Output every entry below word for word, without its pictures.

---------- Supplied material ----------

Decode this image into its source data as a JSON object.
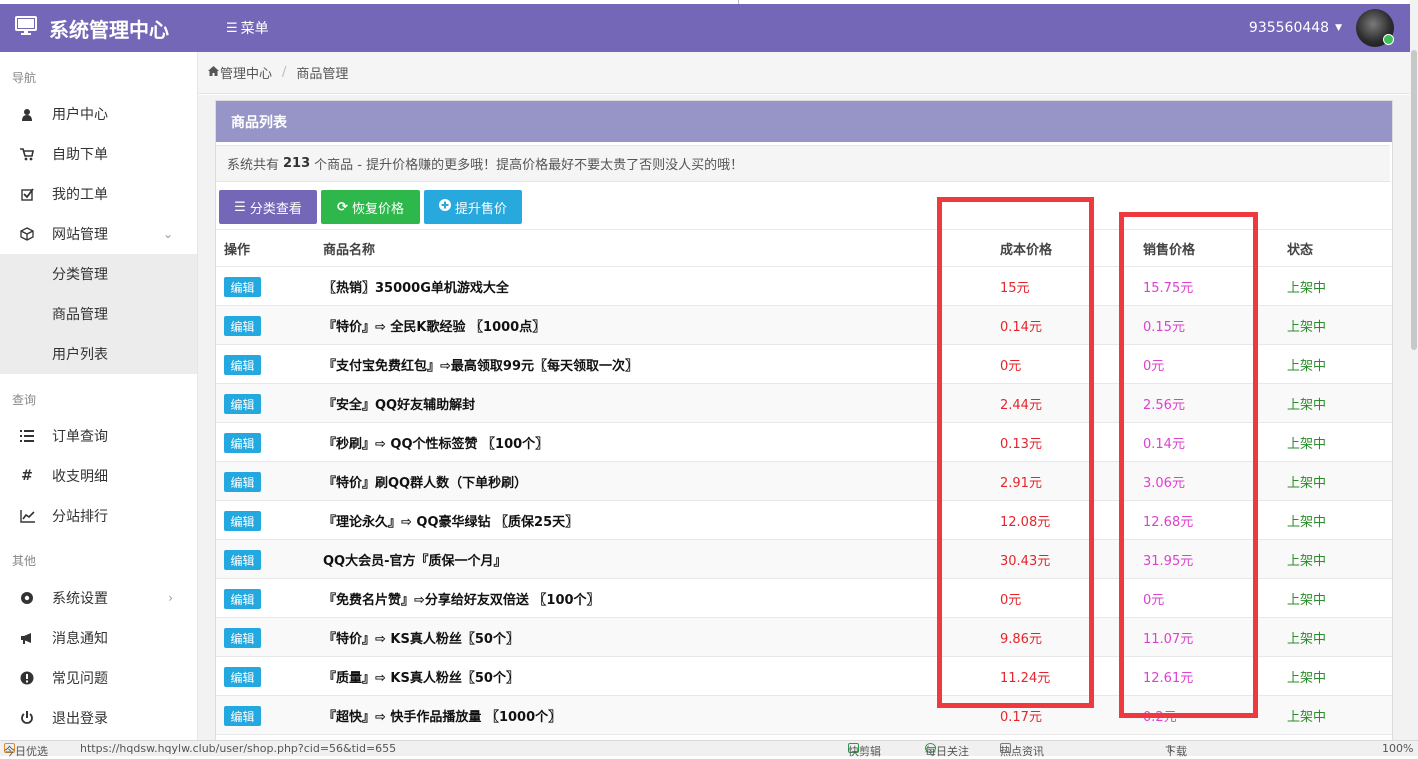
{
  "header": {
    "brand": "系统管理中心",
    "menu_label": "菜单",
    "username": "935560448",
    "colors": {
      "header_bg": "#7467b7",
      "panel_head_bg": "#9795c8"
    }
  },
  "sidebar": {
    "sections": [
      {
        "title": "导航",
        "items": [
          {
            "label": "用户中心",
            "icon": "user-icon"
          },
          {
            "label": "自助下单",
            "icon": "cart-icon"
          },
          {
            "label": "我的工单",
            "icon": "checkbox-icon"
          },
          {
            "label": "网站管理",
            "icon": "cube-icon",
            "expanded": true,
            "children": [
              "分类管理",
              "商品管理",
              "用户列表"
            ]
          }
        ]
      },
      {
        "title": "查询",
        "items": [
          {
            "label": "订单查询",
            "icon": "list-icon"
          },
          {
            "label": "收支明细",
            "icon": "hash-icon"
          },
          {
            "label": "分站排行",
            "icon": "line-chart-icon"
          }
        ]
      },
      {
        "title": "其他",
        "items": [
          {
            "label": "系统设置",
            "icon": "settings-icon"
          },
          {
            "label": "消息通知",
            "icon": "bullhorn-icon"
          },
          {
            "label": "常见问题",
            "icon": "exclamation-icon"
          },
          {
            "label": "退出登录",
            "icon": "power-icon"
          }
        ]
      }
    ]
  },
  "breadcrumb": {
    "home": "管理中心",
    "current": "商品管理"
  },
  "panel": {
    "title": "商品列表",
    "notice_prefix": "系统共有",
    "notice_count": "213",
    "notice_suffix": "个商品 - 提升价格赚的更多哦！提高价格最好不要太贵了否则没人买的哦！",
    "buttons": {
      "category": "分类查看",
      "restore": "恢复价格",
      "raise": "提升售价"
    },
    "columns": {
      "action": "操作",
      "name": "商品名称",
      "cost": "成本价格",
      "sale": "销售价格",
      "status": "状态"
    },
    "edit_label": "编辑",
    "rows": [
      {
        "name": "〖热销〗35000G单机游戏大全",
        "cost": "15元",
        "sale": "15.75元",
        "status": "上架中"
      },
      {
        "name": "『特价』⇨ 全民K歌经验 〖1000点〗",
        "cost": "0.14元",
        "sale": "0.15元",
        "status": "上架中"
      },
      {
        "name": "『支付宝免费红包』⇨最高领取99元〖每天领取一次〗",
        "cost": "0元",
        "sale": "0元",
        "status": "上架中"
      },
      {
        "name": "『安全』QQ好友辅助解封",
        "cost": "2.44元",
        "sale": "2.56元",
        "status": "上架中"
      },
      {
        "name": "『秒刷』⇨ QQ个性标签赞 〖100个〗",
        "cost": "0.13元",
        "sale": "0.14元",
        "status": "上架中"
      },
      {
        "name": "『特价』刷QQ群人数（下单秒刷）",
        "cost": "2.91元",
        "sale": "3.06元",
        "status": "上架中"
      },
      {
        "name": "『理论永久』⇨ QQ豪华绿钻 〖质保25天〗",
        "cost": "12.08元",
        "sale": "12.68元",
        "status": "上架中"
      },
      {
        "name": "QQ大会员-官方『质保一个月』",
        "cost": "30.43元",
        "sale": "31.95元",
        "status": "上架中"
      },
      {
        "name": "『免费名片赞』⇨分享给好友双倍送 〖100个〗",
        "cost": "0元",
        "sale": "0元",
        "status": "上架中"
      },
      {
        "name": "『特价』⇨ KS真人粉丝〖50个〗",
        "cost": "9.86元",
        "sale": "11.07元",
        "status": "上架中"
      },
      {
        "name": "『质量』⇨ KS真人粉丝〖50个〗",
        "cost": "11.24元",
        "sale": "12.61元",
        "status": "上架中"
      },
      {
        "name": "『超快』⇨ 快手作品播放量 〖1000个〗",
        "cost": "0.17元",
        "sale": "0.2元",
        "status": "上架中"
      }
    ]
  },
  "statusbar": {
    "left": "今日优选",
    "url": "https://hqdsw.hqylw.club/user/shop.php?cid=56&tid=655",
    "items": [
      "快剪辑",
      "每日关注",
      "热点资讯",
      "下载"
    ],
    "zoom": "100%"
  }
}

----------

**Reply to the task**.
Decode this image into its source data as a JSON object.
{
  "header": {
    "brand": "系统管理中心",
    "menu_label": "菜单",
    "username": "935560448",
    "colors": {
      "header_bg": "#7467b7",
      "panel_head_bg": "#9795c8"
    }
  },
  "sidebar": {
    "sections": [
      {
        "title": "导航",
        "items": [
          {
            "label": "用户中心",
            "icon": "user-icon"
          },
          {
            "label": "自助下单",
            "icon": "cart-icon"
          },
          {
            "label": "我的工单",
            "icon": "checkbox-icon"
          },
          {
            "label": "网站管理",
            "icon": "cube-icon",
            "expanded": true,
            "children": [
              "分类管理",
              "商品管理",
              "用户列表"
            ]
          }
        ]
      },
      {
        "title": "查询",
        "items": [
          {
            "label": "订单查询",
            "icon": "list-icon"
          },
          {
            "label": "收支明细",
            "icon": "hash-icon"
          },
          {
            "label": "分站排行",
            "icon": "line-chart-icon"
          }
        ]
      },
      {
        "title": "其他",
        "items": [
          {
            "label": "系统设置",
            "icon": "settings-icon"
          },
          {
            "label": "消息通知",
            "icon": "bullhorn-icon"
          },
          {
            "label": "常见问题",
            "icon": "exclamation-icon"
          },
          {
            "label": "退出登录",
            "icon": "power-icon"
          }
        ]
      }
    ]
  },
  "breadcrumb": {
    "home": "管理中心",
    "current": "商品管理"
  },
  "panel": {
    "title": "商品列表",
    "notice_prefix": "系统共有",
    "notice_count": "213",
    "notice_suffix": "个商品 - 提升价格赚的更多哦！提高价格最好不要太贵了否则没人买的哦！",
    "buttons": {
      "category": "分类查看",
      "restore": "恢复价格",
      "raise": "提升售价"
    },
    "columns": {
      "action": "操作",
      "name": "商品名称",
      "cost": "成本价格",
      "sale": "销售价格",
      "status": "状态"
    },
    "edit_label": "编辑",
    "rows": [
      {
        "name": "〖热销〗35000G单机游戏大全",
        "cost": "15元",
        "sale": "15.75元",
        "status": "上架中"
      },
      {
        "name": "『特价』⇨ 全民K歌经验 〖1000点〗",
        "cost": "0.14元",
        "sale": "0.15元",
        "status": "上架中"
      },
      {
        "name": "『支付宝免费红包』⇨最高领取99元〖每天领取一次〗",
        "cost": "0元",
        "sale": "0元",
        "status": "上架中"
      },
      {
        "name": "『安全』QQ好友辅助解封",
        "cost": "2.44元",
        "sale": "2.56元",
        "status": "上架中"
      },
      {
        "name": "『秒刷』⇨ QQ个性标签赞 〖100个〗",
        "cost": "0.13元",
        "sale": "0.14元",
        "status": "上架中"
      },
      {
        "name": "『特价』刷QQ群人数（下单秒刷）",
        "cost": "2.91元",
        "sale": "3.06元",
        "status": "上架中"
      },
      {
        "name": "『理论永久』⇨ QQ豪华绿钻 〖质保25天〗",
        "cost": "12.08元",
        "sale": "12.68元",
        "status": "上架中"
      },
      {
        "name": "QQ大会员-官方『质保一个月』",
        "cost": "30.43元",
        "sale": "31.95元",
        "status": "上架中"
      },
      {
        "name": "『免费名片赞』⇨分享给好友双倍送 〖100个〗",
        "cost": "0元",
        "sale": "0元",
        "status": "上架中"
      },
      {
        "name": "『特价』⇨ KS真人粉丝〖50个〗",
        "cost": "9.86元",
        "sale": "11.07元",
        "status": "上架中"
      },
      {
        "name": "『质量』⇨ KS真人粉丝〖50个〗",
        "cost": "11.24元",
        "sale": "12.61元",
        "status": "上架中"
      },
      {
        "name": "『超快』⇨ 快手作品播放量 〖1000个〗",
        "cost": "0.17元",
        "sale": "0.2元",
        "status": "上架中"
      }
    ]
  },
  "statusbar": {
    "left": "今日优选",
    "url": "https://hqdsw.hqylw.club/user/shop.php?cid=56&tid=655",
    "items": [
      "快剪辑",
      "每日关注",
      "热点资讯",
      "下载"
    ],
    "zoom": "100%"
  }
}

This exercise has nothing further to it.